→ **Action item**:
Answer with a number only: how many lines of the entries below contain the word "name"?

→ **Data**:
====
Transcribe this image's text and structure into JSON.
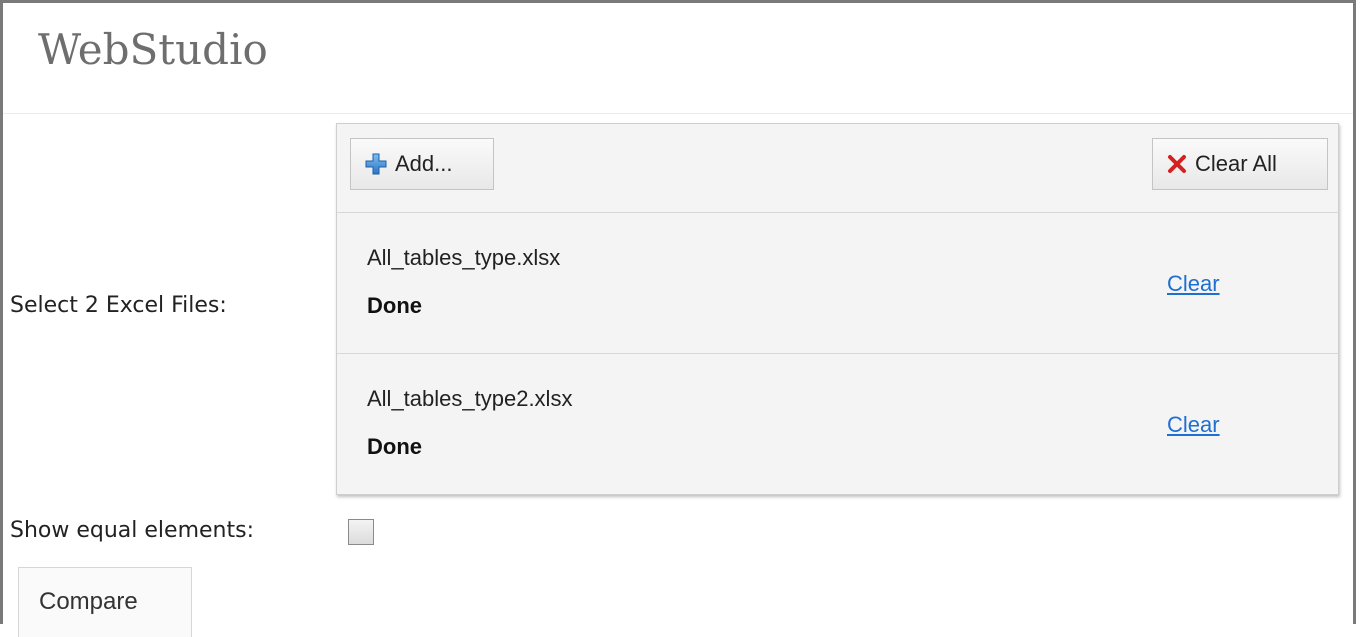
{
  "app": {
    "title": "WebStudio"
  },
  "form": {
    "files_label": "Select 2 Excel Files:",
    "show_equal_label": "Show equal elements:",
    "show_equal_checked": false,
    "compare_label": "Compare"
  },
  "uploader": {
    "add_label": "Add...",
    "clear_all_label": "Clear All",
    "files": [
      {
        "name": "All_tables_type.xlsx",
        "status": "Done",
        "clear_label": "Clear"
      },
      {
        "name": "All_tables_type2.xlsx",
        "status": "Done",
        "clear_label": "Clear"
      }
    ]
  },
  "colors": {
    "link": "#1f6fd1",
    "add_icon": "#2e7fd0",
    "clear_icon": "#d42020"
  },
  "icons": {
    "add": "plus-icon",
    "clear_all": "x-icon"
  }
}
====
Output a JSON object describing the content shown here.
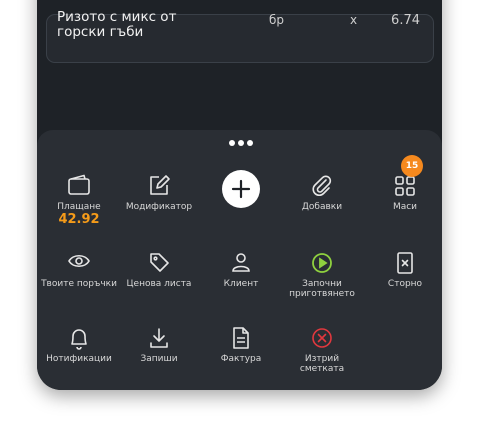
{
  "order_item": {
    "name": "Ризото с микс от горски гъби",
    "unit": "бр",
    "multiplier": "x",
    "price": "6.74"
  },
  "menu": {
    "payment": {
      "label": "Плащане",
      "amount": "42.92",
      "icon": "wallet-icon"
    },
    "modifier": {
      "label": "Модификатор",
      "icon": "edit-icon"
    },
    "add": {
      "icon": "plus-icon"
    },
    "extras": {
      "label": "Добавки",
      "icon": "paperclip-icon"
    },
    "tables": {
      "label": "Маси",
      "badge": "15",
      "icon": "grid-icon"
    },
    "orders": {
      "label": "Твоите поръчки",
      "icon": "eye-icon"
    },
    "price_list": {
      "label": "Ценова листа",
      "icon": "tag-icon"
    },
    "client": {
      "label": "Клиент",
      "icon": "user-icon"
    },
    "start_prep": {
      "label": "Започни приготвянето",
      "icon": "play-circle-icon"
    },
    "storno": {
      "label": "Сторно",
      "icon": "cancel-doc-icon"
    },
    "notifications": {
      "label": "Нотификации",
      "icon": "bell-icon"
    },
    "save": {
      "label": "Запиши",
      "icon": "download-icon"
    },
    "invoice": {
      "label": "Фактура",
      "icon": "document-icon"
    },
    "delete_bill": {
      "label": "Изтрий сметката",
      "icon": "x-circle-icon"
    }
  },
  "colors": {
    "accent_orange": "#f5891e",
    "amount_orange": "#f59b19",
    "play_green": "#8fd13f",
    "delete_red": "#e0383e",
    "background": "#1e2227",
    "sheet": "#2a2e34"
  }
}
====
→ **Solved problem**:
3